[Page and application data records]

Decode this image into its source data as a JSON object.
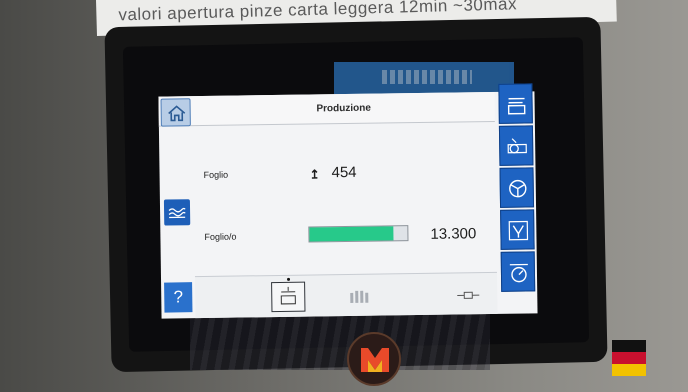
{
  "photo": {
    "paper_label": "valori apertura pinze carta leggera 12min ~30max"
  },
  "screen": {
    "title": "Produzione",
    "rows": [
      {
        "label": "Foglio",
        "value": "454",
        "icon": "sheet-counter-icon"
      },
      {
        "label": "Foglio/o",
        "value": "13.300",
        "progress_fraction": 0.86
      }
    ],
    "help_label": "?",
    "left_buttons": [
      "home-icon",
      "waves-icon",
      "help-icon"
    ],
    "right_buttons": [
      "feeder-icon",
      "printing-unit-icon",
      "steering-wheel-icon",
      "gripper-icon",
      "speed-gauge-icon"
    ],
    "bottom_tabs": [
      "stack-tab-icon",
      "columns-tab-icon",
      "transfer-tab-icon"
    ]
  },
  "colors": {
    "accent_blue": "#1e63c2",
    "progress_green": "#27c98a",
    "screen_bg": "#f3f4f6"
  }
}
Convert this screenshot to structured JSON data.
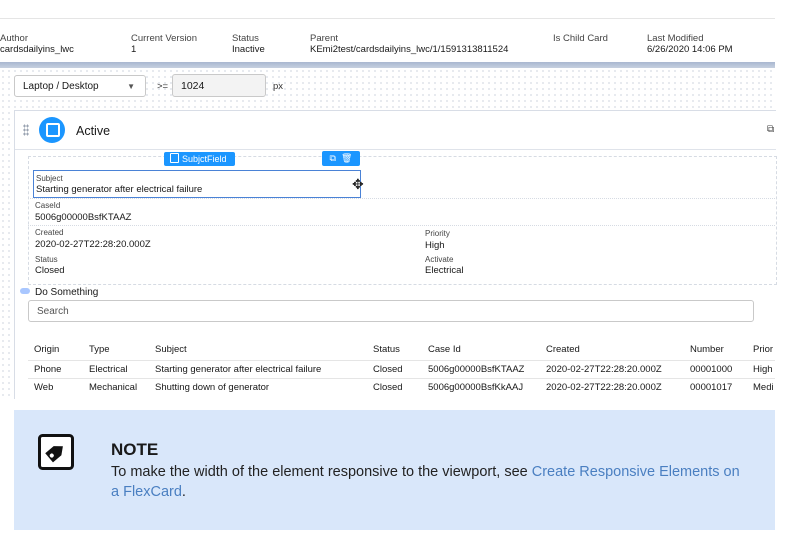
{
  "header": {
    "fields": [
      {
        "label": "Author",
        "value": "cardsdailyins_lwc"
      },
      {
        "label": "Current Version",
        "value": "1"
      },
      {
        "label": "Status",
        "value": "Inactive"
      },
      {
        "label": "Parent",
        "value": "KEmi2test/cardsdailyins_lwc/1/1591313811524"
      },
      {
        "label": "Is Child Card",
        "value": ""
      },
      {
        "label": "Last Modified",
        "value": "6/26/2020 14:06 PM"
      }
    ]
  },
  "toolbar": {
    "viewport_value": "Laptop / Desktop",
    "operator": ">=",
    "width_value": "1024",
    "unit": "px"
  },
  "card": {
    "state_title": "Active",
    "field_tag": "SubjctField",
    "subject_label": "Subject",
    "subject_value": "Starting generator after electrical failure",
    "fields": {
      "caseid_label": "CaseId",
      "caseid_value": "5006g00000BsfKTAAZ",
      "created_label": "Created",
      "created_value": "2020-02-27T22:28:20.000Z",
      "status_label": "Status",
      "status_value": "Closed",
      "priority_label": "Priority",
      "priority_value": "High",
      "activate_label": "Activate",
      "activate_value": "Electrical"
    },
    "action_label": "Do Something",
    "search_placeholder": "Search"
  },
  "table": {
    "headers": [
      "Origin",
      "Type",
      "Subject",
      "Status",
      "Case Id",
      "Created",
      "Number",
      "Prior"
    ],
    "rows": [
      [
        "Phone",
        "Electrical",
        "Starting generator after electrical failure",
        "Closed",
        "5006g00000BsfKTAAZ",
        "2020-02-27T22:28:20.000Z",
        "00001000",
        "High"
      ],
      [
        "Web",
        "Mechanical",
        "Shutting down of generator",
        "Closed",
        "5006g00000BsfKkAAJ",
        "2020-02-27T22:28:20.000Z",
        "00001017",
        "Medi"
      ]
    ]
  },
  "note": {
    "title": "NOTE",
    "text_before": "To make the width of the element responsive to the viewport, see ",
    "link_text": "Create Responsive Elements on a FlexCard",
    "text_after": "."
  },
  "colors": {
    "accent": "#1b96ff",
    "note_bg": "#d9e7fa",
    "link": "#4a7fc1"
  }
}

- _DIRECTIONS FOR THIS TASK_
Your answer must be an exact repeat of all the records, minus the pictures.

- _EXERCISE ANSWER_
Decode this image into its source data as a JSON object.
{
  "photo": {
    "paper_label": "valori apertura pinze carta leggera 12min ~30max"
  },
  "screen": {
    "title": "Produzione",
    "rows": [
      {
        "label": "Foglio",
        "value": "454",
        "icon": "sheet-counter-icon"
      },
      {
        "label": "Foglio/o",
        "value": "13.300",
        "progress_fraction": 0.86
      }
    ],
    "help_label": "?",
    "left_buttons": [
      "home-icon",
      "waves-icon",
      "help-icon"
    ],
    "right_buttons": [
      "feeder-icon",
      "printing-unit-icon",
      "steering-wheel-icon",
      "gripper-icon",
      "speed-gauge-icon"
    ],
    "bottom_tabs": [
      "stack-tab-icon",
      "columns-tab-icon",
      "transfer-tab-icon"
    ]
  },
  "colors": {
    "accent_blue": "#1e63c2",
    "progress_green": "#27c98a",
    "screen_bg": "#f3f4f6"
  }
}
Convert this screenshot to structured JSON data.
{
  "header": {
    "fields": [
      {
        "label": "Author",
        "value": "cardsdailyins_lwc"
      },
      {
        "label": "Current Version",
        "value": "1"
      },
      {
        "label": "Status",
        "value": "Inactive"
      },
      {
        "label": "Parent",
        "value": "KEmi2test/cardsdailyins_lwc/1/1591313811524"
      },
      {
        "label": "Is Child Card",
        "value": ""
      },
      {
        "label": "Last Modified",
        "value": "6/26/2020 14:06 PM"
      }
    ]
  },
  "toolbar": {
    "viewport_value": "Laptop / Desktop",
    "operator": ">=",
    "width_value": "1024",
    "unit": "px"
  },
  "card": {
    "state_title": "Active",
    "field_tag": "SubjctField",
    "subject_label": "Subject",
    "subject_value": "Starting generator after electrical failure",
    "fields": {
      "caseid_label": "CaseId",
      "caseid_value": "5006g00000BsfKTAAZ",
      "created_label": "Created",
      "created_value": "2020-02-27T22:28:20.000Z",
      "status_label": "Status",
      "status_value": "Closed",
      "priority_label": "Priority",
      "priority_value": "High",
      "activate_label": "Activate",
      "activate_value": "Electrical"
    },
    "action_label": "Do Something",
    "search_placeholder": "Search"
  },
  "table": {
    "headers": [
      "Origin",
      "Type",
      "Subject",
      "Status",
      "Case Id",
      "Created",
      "Number",
      "Prior"
    ],
    "rows": [
      [
        "Phone",
        "Electrical",
        "Starting generator after electrical failure",
        "Closed",
        "5006g00000BsfKTAAZ",
        "2020-02-27T22:28:20.000Z",
        "00001000",
        "High"
      ],
      [
        "Web",
        "Mechanical",
        "Shutting down of generator",
        "Closed",
        "5006g00000BsfKkAAJ",
        "2020-02-27T22:28:20.000Z",
        "00001017",
        "Medi"
      ]
    ]
  },
  "note": {
    "title": "NOTE",
    "text_before": "To make the width of the element responsive to the viewport, see ",
    "link_text": "Create Responsive Elements on a FlexCard",
    "text_after": "."
  },
  "colors": {
    "accent": "#1b96ff",
    "note_bg": "#d9e7fa",
    "link": "#4a7fc1"
  }
}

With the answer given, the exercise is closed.